WWF is one of the world’s largest and most respected independent conservation organisations. WWF’s mission is to stop the degradation of the earth’s natural environment and to build a future in which humans live in harmony with nature. As one of WWF’s international hubs, WWF-Singapore supports a global network spanning over 100 countries. We work to meet key conservation goals, such as deforestation, haze pollution, food security, sustainable finance, sustainable consumption and illegal wildlife trade.

For more information, visit https://www.wwf.sg

Gillie and Marc’s highly coveted public artworks can be found worldwide including in New York, London, Singapore, Shanghai, and Sydney. They are Archibald Prize finalists, won the Chianciano Biennale in Italy, took out the Allens People’s Choice Award in 2016 and 2018 and Kids’ Choice Award in the 2016 Sculpture by the Sea and received the Bayside Arts Festival People's Choice Award in 2019 in Sydney.

The husband-and-wife duo are on a mission to make art for a better tomorrow. They are best known for their beloved characters, Rabbitwoman and Dogman, who tell the autobiographical tale of two opposites coming together as best friends and soul mates.

Gillie and Marc are also passionate eco-warriors and have dedicated their lives to protecting nature.

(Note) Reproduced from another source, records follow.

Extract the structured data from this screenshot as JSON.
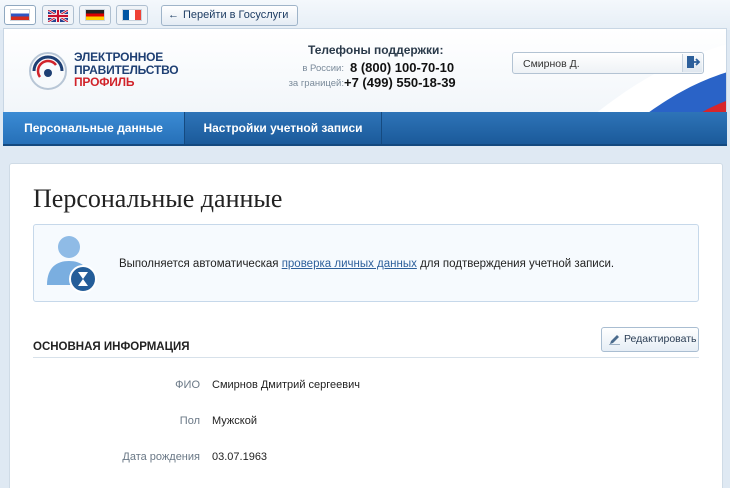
{
  "languages": [
    {
      "code": "ru",
      "active": true
    },
    {
      "code": "en",
      "active": false
    },
    {
      "code": "de",
      "active": false
    },
    {
      "code": "fr",
      "active": false
    }
  ],
  "gosuslugi_button": {
    "arrow": "←",
    "label": "Перейти в Госуслуги"
  },
  "logo": {
    "line1": "ЭЛЕКТРОННОЕ",
    "line2": "ПРАВИТЕЛЬСТВО",
    "line3": "ПРОФИЛЬ"
  },
  "support": {
    "title": "Телефоны поддержки:",
    "russia_label": "в России:",
    "russia_phone": "8 (800) 100-70-10",
    "abroad_label": "за границей:",
    "abroad_phone": "+7 (499) 550-18-39"
  },
  "user": {
    "name": "Смирнов Д.",
    "logout_icon": "exit-icon"
  },
  "nav": {
    "tabs": [
      {
        "label": "Персональные данные",
        "active": true
      },
      {
        "label": "Настройки учетной записи",
        "active": false
      }
    ]
  },
  "main": {
    "title": "Персональные данные",
    "notice": {
      "before": "Выполняется автоматическая ",
      "link": "проверка личных данных",
      "after": " для подтверждения учетной записи."
    },
    "section_title": "ОСНОВНАЯ ИНФОРМАЦИЯ",
    "edit_label": "Редактировать",
    "fields": [
      {
        "label": "ФИО",
        "value": "Смирнов Дмитрий сергеевич"
      },
      {
        "label": "Пол",
        "value": "Мужской"
      },
      {
        "label": "Дата рождения",
        "value": "03.07.1963"
      }
    ]
  },
  "colors": {
    "nav": "#1b5a9a",
    "brand_blue": "#1e3f73",
    "brand_red": "#d1232a",
    "link": "#2c5f9b"
  }
}
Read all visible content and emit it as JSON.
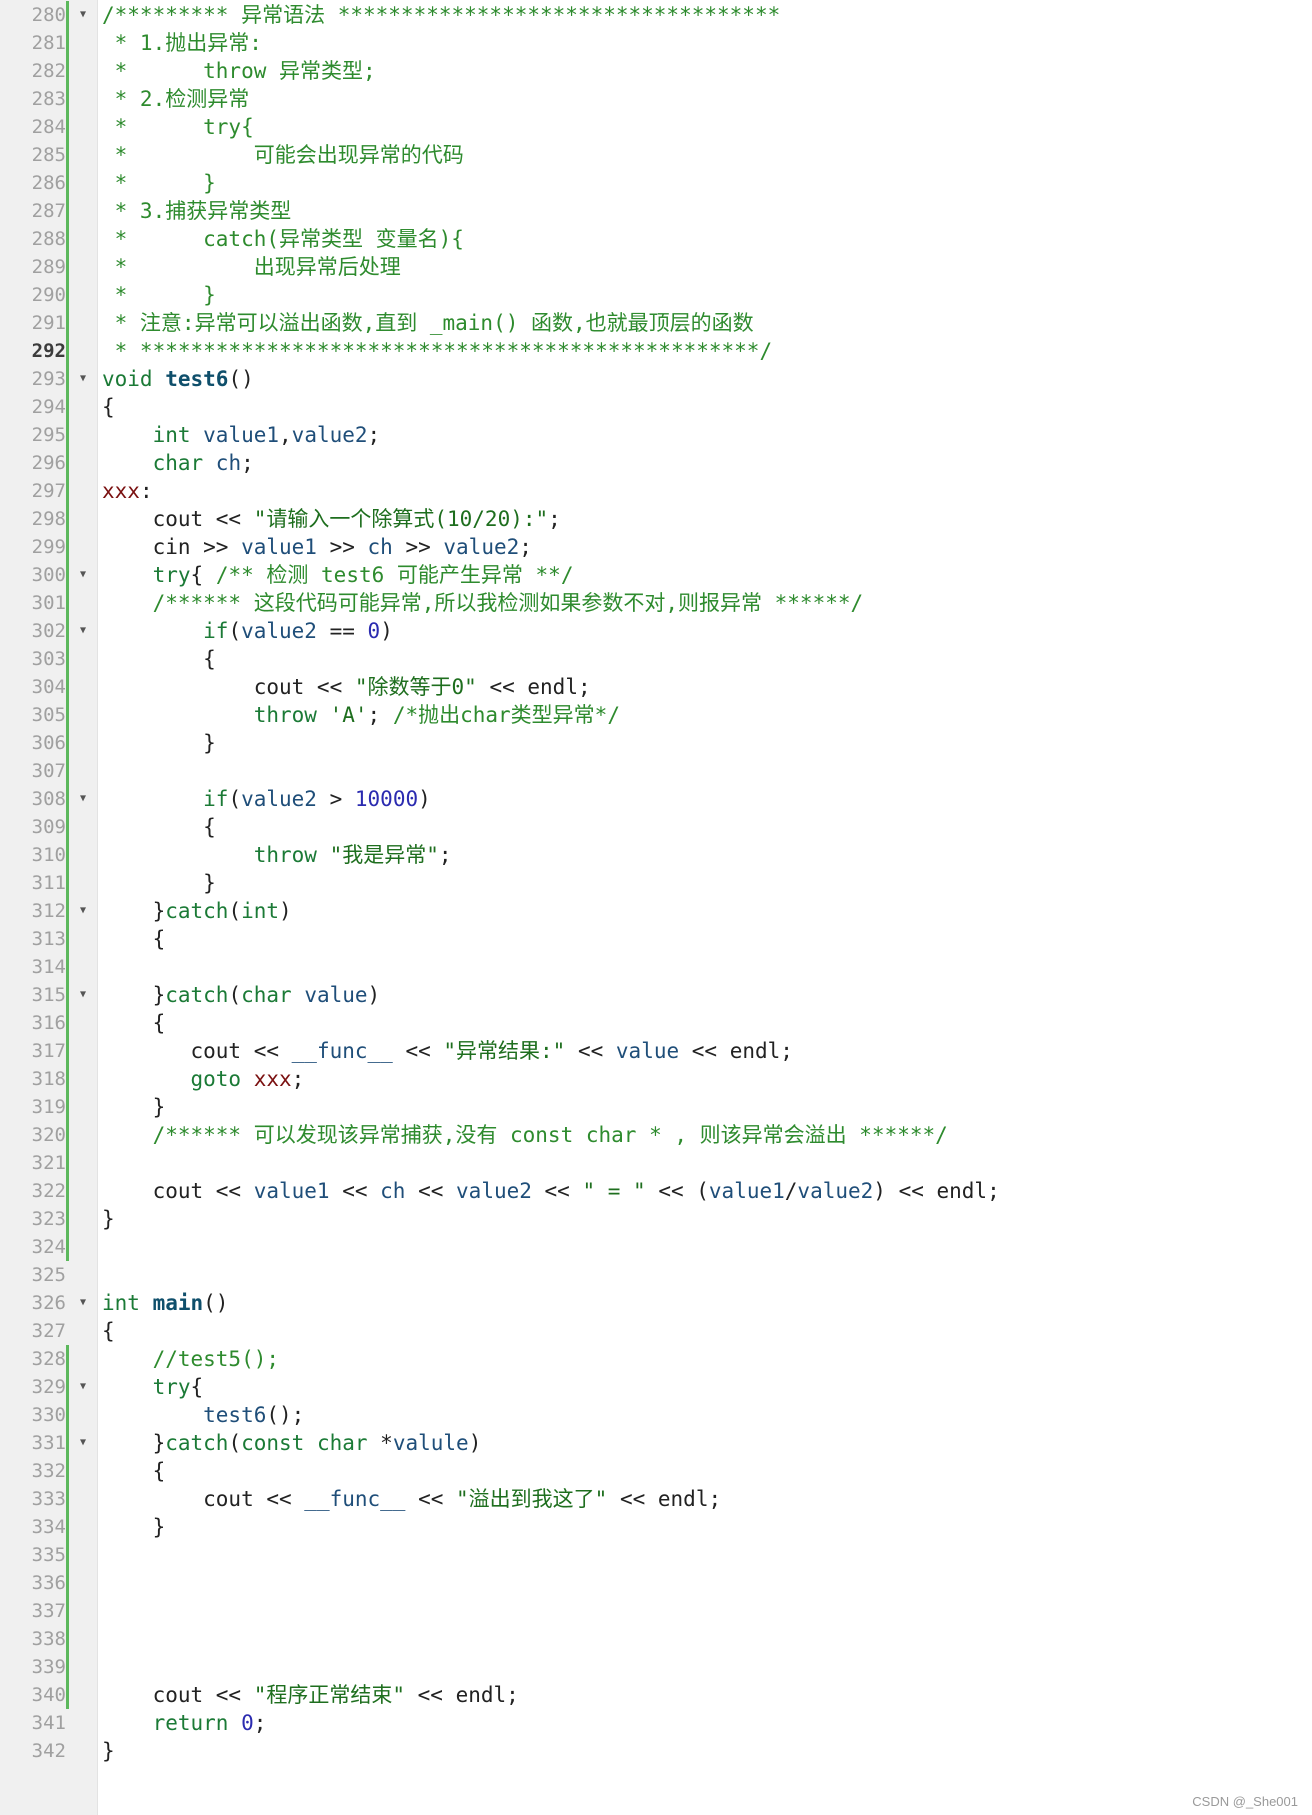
{
  "editor": {
    "current_line": 292,
    "lines": [
      {
        "n": 280,
        "fold": true,
        "change": true,
        "tokens": [
          [
            "cm",
            "/********* 异常语法 ***********************************"
          ]
        ]
      },
      {
        "n": 281,
        "change": true,
        "tokens": [
          [
            "cm",
            " * 1.抛出异常:"
          ]
        ]
      },
      {
        "n": 282,
        "change": true,
        "tokens": [
          [
            "cm",
            " *      throw 异常类型;"
          ]
        ]
      },
      {
        "n": 283,
        "change": true,
        "tokens": [
          [
            "cm",
            " * 2.检测异常"
          ]
        ]
      },
      {
        "n": 284,
        "change": true,
        "tokens": [
          [
            "cm",
            " *      try{"
          ]
        ]
      },
      {
        "n": 285,
        "change": true,
        "tokens": [
          [
            "cm",
            " *          可能会出现异常的代码"
          ]
        ]
      },
      {
        "n": 286,
        "change": true,
        "tokens": [
          [
            "cm",
            " *      }"
          ]
        ]
      },
      {
        "n": 287,
        "change": true,
        "tokens": [
          [
            "cm",
            " * 3.捕获异常类型"
          ]
        ]
      },
      {
        "n": 288,
        "change": true,
        "tokens": [
          [
            "cm",
            " *      catch(异常类型 变量名){"
          ]
        ]
      },
      {
        "n": 289,
        "change": true,
        "tokens": [
          [
            "cm",
            " *          出现异常后处理"
          ]
        ]
      },
      {
        "n": 290,
        "change": true,
        "tokens": [
          [
            "cm",
            " *      }"
          ]
        ]
      },
      {
        "n": 291,
        "change": true,
        "tokens": [
          [
            "cm",
            " * 注意:异常可以溢出函数,直到 _main() 函数,也就最顶层的函数"
          ]
        ]
      },
      {
        "n": 292,
        "change": true,
        "tokens": [
          [
            "cm",
            " * *************************************************/"
          ]
        ]
      },
      {
        "n": 293,
        "fold": true,
        "change": true,
        "tokens": [
          [
            "kw",
            "void "
          ],
          [
            "fn",
            "test6"
          ],
          [
            "op",
            "()"
          ]
        ]
      },
      {
        "n": 294,
        "change": true,
        "tokens": [
          [
            "op",
            "{"
          ]
        ]
      },
      {
        "n": 295,
        "change": true,
        "tokens": [
          [
            "kw",
            "    int "
          ],
          [
            "id",
            "value1"
          ],
          [
            "op",
            ","
          ],
          [
            "id",
            "value2"
          ],
          [
            "op",
            ";"
          ]
        ]
      },
      {
        "n": 296,
        "change": true,
        "tokens": [
          [
            "kw",
            "    char "
          ],
          [
            "id",
            "ch"
          ],
          [
            "op",
            ";"
          ]
        ]
      },
      {
        "n": 297,
        "change": true,
        "tokens": [
          [
            "lbl",
            "xxx"
          ],
          [
            "op",
            ":"
          ]
        ]
      },
      {
        "n": 298,
        "change": true,
        "tokens": [
          [
            "op",
            "    cout << "
          ],
          [
            "str",
            "\"请输入一个除算式(10/20):\""
          ],
          [
            "op",
            ";"
          ]
        ]
      },
      {
        "n": 299,
        "change": true,
        "tokens": [
          [
            "op",
            "    cin >> "
          ],
          [
            "id",
            "value1"
          ],
          [
            "op",
            " >> "
          ],
          [
            "id",
            "ch"
          ],
          [
            "op",
            " >> "
          ],
          [
            "id",
            "value2"
          ],
          [
            "op",
            ";"
          ]
        ]
      },
      {
        "n": 300,
        "fold": true,
        "change": true,
        "tokens": [
          [
            "kw",
            "    try"
          ],
          [
            "op",
            "{ "
          ],
          [
            "cm",
            "/** 检测 test6 可能产生异常 **/"
          ]
        ]
      },
      {
        "n": 301,
        "change": true,
        "tokens": [
          [
            "cm",
            "    /****** 这段代码可能异常,所以我检测如果参数不对,则报异常 ******/"
          ]
        ]
      },
      {
        "n": 302,
        "fold": true,
        "change": true,
        "tokens": [
          [
            "kw",
            "        if"
          ],
          [
            "op",
            "("
          ],
          [
            "id",
            "value2"
          ],
          [
            "op",
            " == "
          ],
          [
            "num",
            "0"
          ],
          [
            "op",
            ")"
          ]
        ]
      },
      {
        "n": 303,
        "change": true,
        "tokens": [
          [
            "op",
            "        {"
          ]
        ]
      },
      {
        "n": 304,
        "change": true,
        "tokens": [
          [
            "op",
            "            cout << "
          ],
          [
            "str",
            "\"除数等于0\""
          ],
          [
            "op",
            " << endl;"
          ]
        ]
      },
      {
        "n": 305,
        "change": true,
        "tokens": [
          [
            "kw",
            "            throw "
          ],
          [
            "str",
            "'A'"
          ],
          [
            "op",
            "; "
          ],
          [
            "cm",
            "/*抛出char类型异常*/"
          ]
        ]
      },
      {
        "n": 306,
        "change": true,
        "tokens": [
          [
            "op",
            "        }"
          ]
        ]
      },
      {
        "n": 307,
        "change": true,
        "tokens": []
      },
      {
        "n": 308,
        "fold": true,
        "change": true,
        "tokens": [
          [
            "kw",
            "        if"
          ],
          [
            "op",
            "("
          ],
          [
            "id",
            "value2"
          ],
          [
            "op",
            " > "
          ],
          [
            "num",
            "10000"
          ],
          [
            "op",
            ")"
          ]
        ]
      },
      {
        "n": 309,
        "change": true,
        "tokens": [
          [
            "op",
            "        {"
          ]
        ]
      },
      {
        "n": 310,
        "change": true,
        "tokens": [
          [
            "kw",
            "            throw "
          ],
          [
            "str",
            "\"我是异常\""
          ],
          [
            "op",
            ";"
          ]
        ]
      },
      {
        "n": 311,
        "change": true,
        "tokens": [
          [
            "op",
            "        }"
          ]
        ]
      },
      {
        "n": 312,
        "fold": true,
        "change": true,
        "tokens": [
          [
            "op",
            "    }"
          ],
          [
            "kw",
            "catch"
          ],
          [
            "op",
            "("
          ],
          [
            "kw",
            "int"
          ],
          [
            "op",
            ")"
          ]
        ]
      },
      {
        "n": 313,
        "change": true,
        "tokens": [
          [
            "op",
            "    {"
          ]
        ]
      },
      {
        "n": 314,
        "change": true,
        "tokens": []
      },
      {
        "n": 315,
        "fold": true,
        "change": true,
        "tokens": [
          [
            "op",
            "    }"
          ],
          [
            "kw",
            "catch"
          ],
          [
            "op",
            "("
          ],
          [
            "kw",
            "char "
          ],
          [
            "id",
            "value"
          ],
          [
            "op",
            ")"
          ]
        ]
      },
      {
        "n": 316,
        "change": true,
        "tokens": [
          [
            "op",
            "    {"
          ]
        ]
      },
      {
        "n": 317,
        "change": true,
        "tokens": [
          [
            "op",
            "       cout << "
          ],
          [
            "id",
            "__func__"
          ],
          [
            "op",
            " << "
          ],
          [
            "str",
            "\"异常结果:\""
          ],
          [
            "op",
            " << "
          ],
          [
            "id",
            "value"
          ],
          [
            "op",
            " << endl;"
          ]
        ]
      },
      {
        "n": 318,
        "change": true,
        "tokens": [
          [
            "kw",
            "       goto "
          ],
          [
            "lbl",
            "xxx"
          ],
          [
            "op",
            ";"
          ]
        ]
      },
      {
        "n": 319,
        "change": true,
        "tokens": [
          [
            "op",
            "    }"
          ]
        ]
      },
      {
        "n": 320,
        "change": true,
        "tokens": [
          [
            "cm",
            "    /****** 可以发现该异常捕获,没有 const char * , 则该异常会溢出 ******/"
          ]
        ]
      },
      {
        "n": 321,
        "change": true,
        "tokens": []
      },
      {
        "n": 322,
        "change": true,
        "tokens": [
          [
            "op",
            "    cout << "
          ],
          [
            "id",
            "value1"
          ],
          [
            "op",
            " << "
          ],
          [
            "id",
            "ch"
          ],
          [
            "op",
            " << "
          ],
          [
            "id",
            "value2"
          ],
          [
            "op",
            " << "
          ],
          [
            "str",
            "\" = \""
          ],
          [
            "op",
            " << ("
          ],
          [
            "id",
            "value1"
          ],
          [
            "op",
            "/"
          ],
          [
            "id",
            "value2"
          ],
          [
            "op",
            ") << endl;"
          ]
        ]
      },
      {
        "n": 323,
        "change": true,
        "tokens": [
          [
            "op",
            "}"
          ]
        ]
      },
      {
        "n": 324,
        "change": true,
        "tokens": []
      },
      {
        "n": 325,
        "tokens": []
      },
      {
        "n": 326,
        "fold": true,
        "tokens": [
          [
            "kw",
            "int "
          ],
          [
            "fn",
            "main"
          ],
          [
            "op",
            "()"
          ]
        ]
      },
      {
        "n": 327,
        "tokens": [
          [
            "op",
            "{"
          ]
        ]
      },
      {
        "n": 328,
        "change": true,
        "tokens": [
          [
            "cm",
            "    //test5();"
          ]
        ]
      },
      {
        "n": 329,
        "fold": true,
        "change": true,
        "tokens": [
          [
            "kw",
            "    try"
          ],
          [
            "op",
            "{"
          ]
        ]
      },
      {
        "n": 330,
        "change": true,
        "tokens": [
          [
            "id",
            "        test6"
          ],
          [
            "op",
            "();"
          ]
        ]
      },
      {
        "n": 331,
        "fold": true,
        "change": true,
        "tokens": [
          [
            "op",
            "    }"
          ],
          [
            "kw",
            "catch"
          ],
          [
            "op",
            "("
          ],
          [
            "kw",
            "const char "
          ],
          [
            "op",
            "*"
          ],
          [
            "id",
            "valule"
          ],
          [
            "op",
            ")"
          ]
        ]
      },
      {
        "n": 332,
        "change": true,
        "tokens": [
          [
            "op",
            "    {"
          ]
        ]
      },
      {
        "n": 333,
        "change": true,
        "tokens": [
          [
            "op",
            "        cout << "
          ],
          [
            "id",
            "__func__"
          ],
          [
            "op",
            " << "
          ],
          [
            "str",
            "\"溢出到我这了\""
          ],
          [
            "op",
            " << endl;"
          ]
        ]
      },
      {
        "n": 334,
        "change": true,
        "tokens": [
          [
            "op",
            "    }"
          ]
        ]
      },
      {
        "n": 335,
        "change": true,
        "tokens": []
      },
      {
        "n": 336,
        "change": true,
        "tokens": []
      },
      {
        "n": 337,
        "change": true,
        "tokens": []
      },
      {
        "n": 338,
        "change": true,
        "tokens": []
      },
      {
        "n": 339,
        "change": true,
        "tokens": []
      },
      {
        "n": 340,
        "change": true,
        "tokens": [
          [
            "op",
            "    cout << "
          ],
          [
            "str",
            "\"程序正常结束\""
          ],
          [
            "op",
            " << endl;"
          ]
        ]
      },
      {
        "n": 341,
        "tokens": [
          [
            "kw",
            "    return "
          ],
          [
            "num",
            "0"
          ],
          [
            "op",
            ";"
          ]
        ]
      },
      {
        "n": 342,
        "tokens": [
          [
            "op",
            "}"
          ]
        ]
      }
    ]
  },
  "watermark": "CSDN @_She001"
}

Gillie grew up with the wildlife in Zambia and Marc studied chimpanzees in Tanzania as a young man. Over time, the artists developed a deep appreciation for all living things and a desire to preserve the magnificence of the natural world. 

Through their art, Gillie and Marc aim to transform passive audiences into passionate advocates for animal conservation. Their mission is to use their work as a platform to continue spreading awareness about endangerment, which will ultimately lead to change and save species from extinction.

Their art has raised hundreds of thousands in donations for the many wildlife charities and causes they support through their project Love The Last.

Please follow @gillieandmarcart 

If you are interested in buying art related to the Love the Last March, you will also be directly helping real animals in the wild, with 30% of sales going to WWF to continue their fantastic work for animal conservation. Click here to browse art > https://gillieandmarc.com/collections/love-the-last-march